-- DATA UNDER STUDY follows --

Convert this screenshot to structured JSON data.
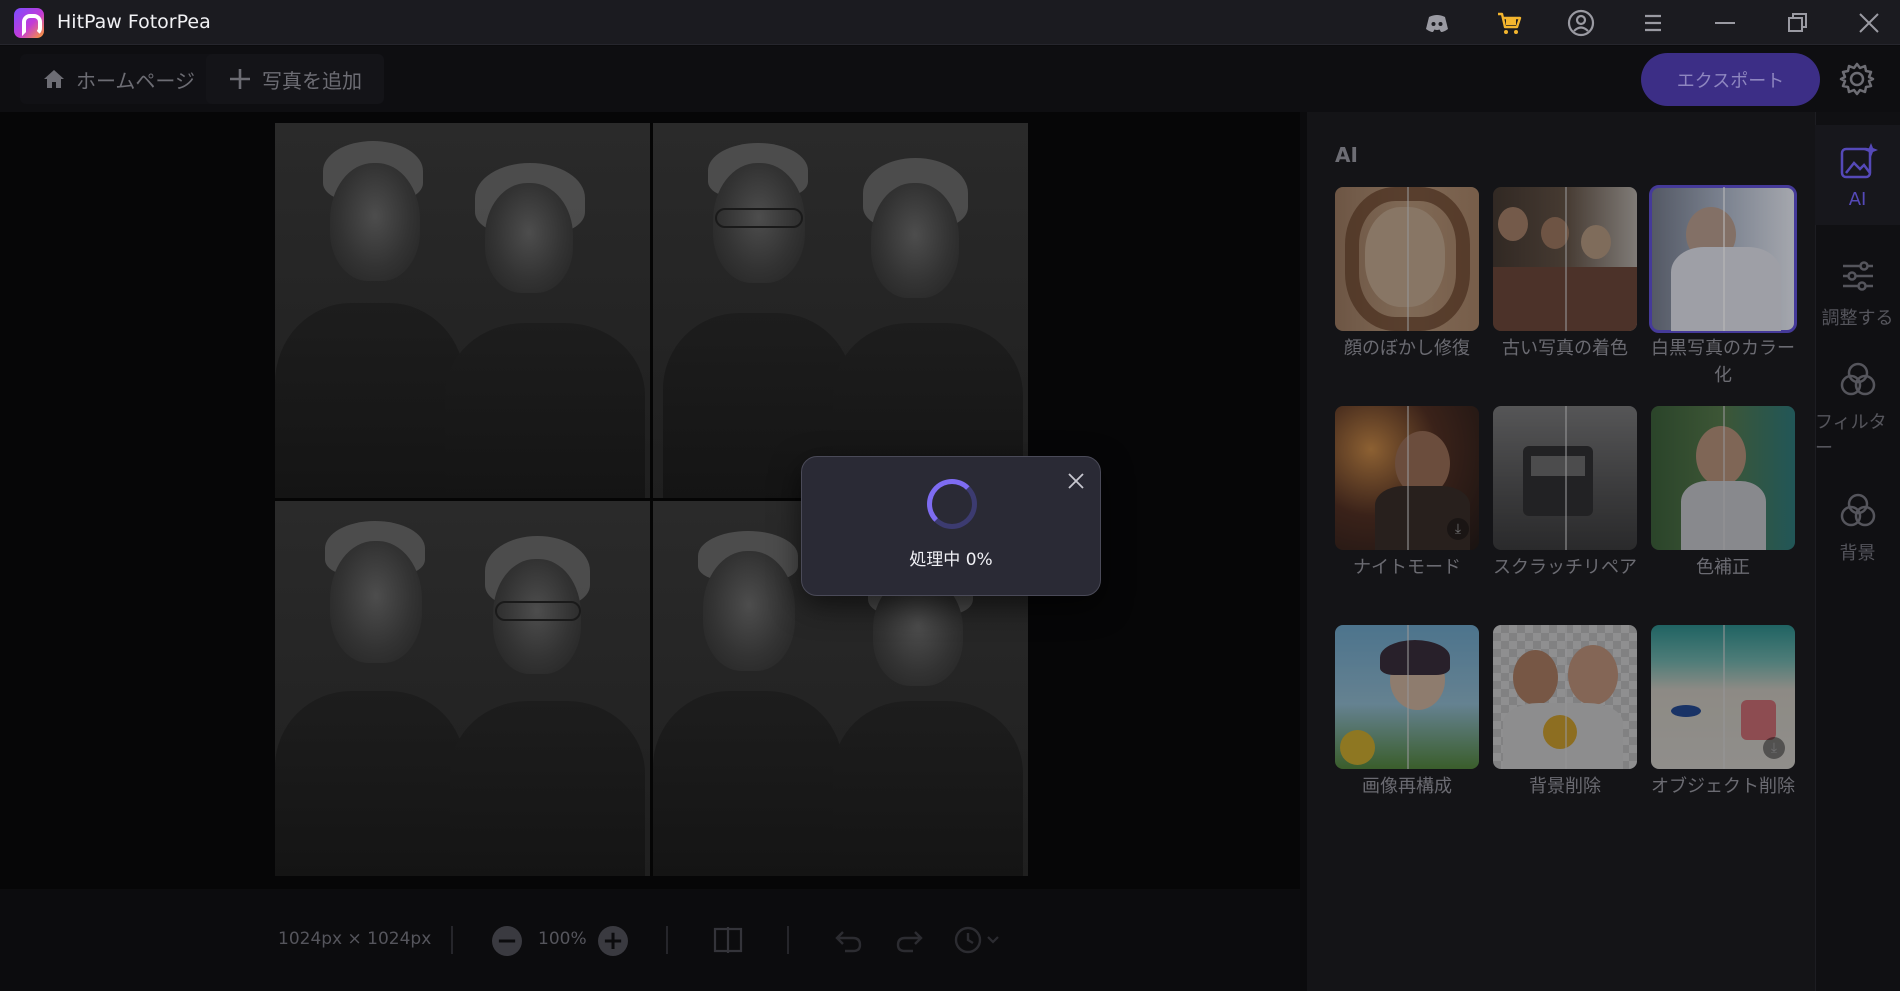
{
  "app": {
    "title": "HitPaw FotorPea"
  },
  "titlebar": {
    "icons": [
      "discord-icon",
      "cart-icon",
      "account-icon",
      "menu-icon",
      "minimize-icon",
      "restore-icon",
      "close-icon"
    ]
  },
  "toolbar": {
    "home_label": "ホームページ",
    "add_photo_label": "写真を追加",
    "export_label": "エクスポート"
  },
  "canvas": {
    "size_text": "1024px × 1024px",
    "zoom_text": "100%"
  },
  "panel": {
    "title": "AI",
    "cards": [
      {
        "label": "顔のぼかし修復",
        "selected": false
      },
      {
        "label": "古い写真の着色",
        "selected": false
      },
      {
        "label": "白黒写真のカラー化",
        "selected": true
      },
      {
        "label": "ナイトモード",
        "selected": false
      },
      {
        "label": "スクラッチリペア",
        "selected": false
      },
      {
        "label": "色補正",
        "selected": false
      },
      {
        "label": "画像再構成",
        "selected": false
      },
      {
        "label": "背景削除",
        "selected": false
      },
      {
        "label": "オブジェクト削除",
        "selected": false
      }
    ]
  },
  "sidenav": {
    "items": [
      {
        "label": "AI",
        "active": true
      },
      {
        "label": "調整する",
        "active": false
      },
      {
        "label": "フィルター",
        "active": false
      },
      {
        "label": "背景",
        "active": false
      }
    ]
  },
  "dialog": {
    "status_text": "処理中 0%",
    "progress": 0
  },
  "colors": {
    "accent": "#5b4bd1",
    "dialog_bg": "#2a2a35",
    "panel_bg": "#141417"
  }
}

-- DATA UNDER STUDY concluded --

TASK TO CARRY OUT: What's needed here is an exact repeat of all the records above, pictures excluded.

ANSWER TO THIS PROBLEM:
Convert this screenshot to structured JSON data.
{
  "app": {
    "title": "HitPaw FotorPea"
  },
  "titlebar": {
    "icons": [
      "discord-icon",
      "cart-icon",
      "account-icon",
      "menu-icon",
      "minimize-icon",
      "restore-icon",
      "close-icon"
    ]
  },
  "toolbar": {
    "home_label": "ホームページ",
    "add_photo_label": "写真を追加",
    "export_label": "エクスポート"
  },
  "canvas": {
    "size_text": "1024px × 1024px",
    "zoom_text": "100%"
  },
  "panel": {
    "title": "AI",
    "cards": [
      {
        "label": "顔のぼかし修復",
        "selected": false
      },
      {
        "label": "古い写真の着色",
        "selected": false
      },
      {
        "label": "白黒写真のカラー化",
        "selected": true
      },
      {
        "label": "ナイトモード",
        "selected": false
      },
      {
        "label": "スクラッチリペア",
        "selected": false
      },
      {
        "label": "色補正",
        "selected": false
      },
      {
        "label": "画像再構成",
        "selected": false
      },
      {
        "label": "背景削除",
        "selected": false
      },
      {
        "label": "オブジェクト削除",
        "selected": false
      }
    ]
  },
  "sidenav": {
    "items": [
      {
        "label": "AI",
        "active": true
      },
      {
        "label": "調整する",
        "active": false
      },
      {
        "label": "フィルター",
        "active": false
      },
      {
        "label": "背景",
        "active": false
      }
    ]
  },
  "dialog": {
    "status_text": "処理中 0%",
    "progress": 0
  },
  "colors": {
    "accent": "#5b4bd1",
    "dialog_bg": "#2a2a35",
    "panel_bg": "#141417"
  }
}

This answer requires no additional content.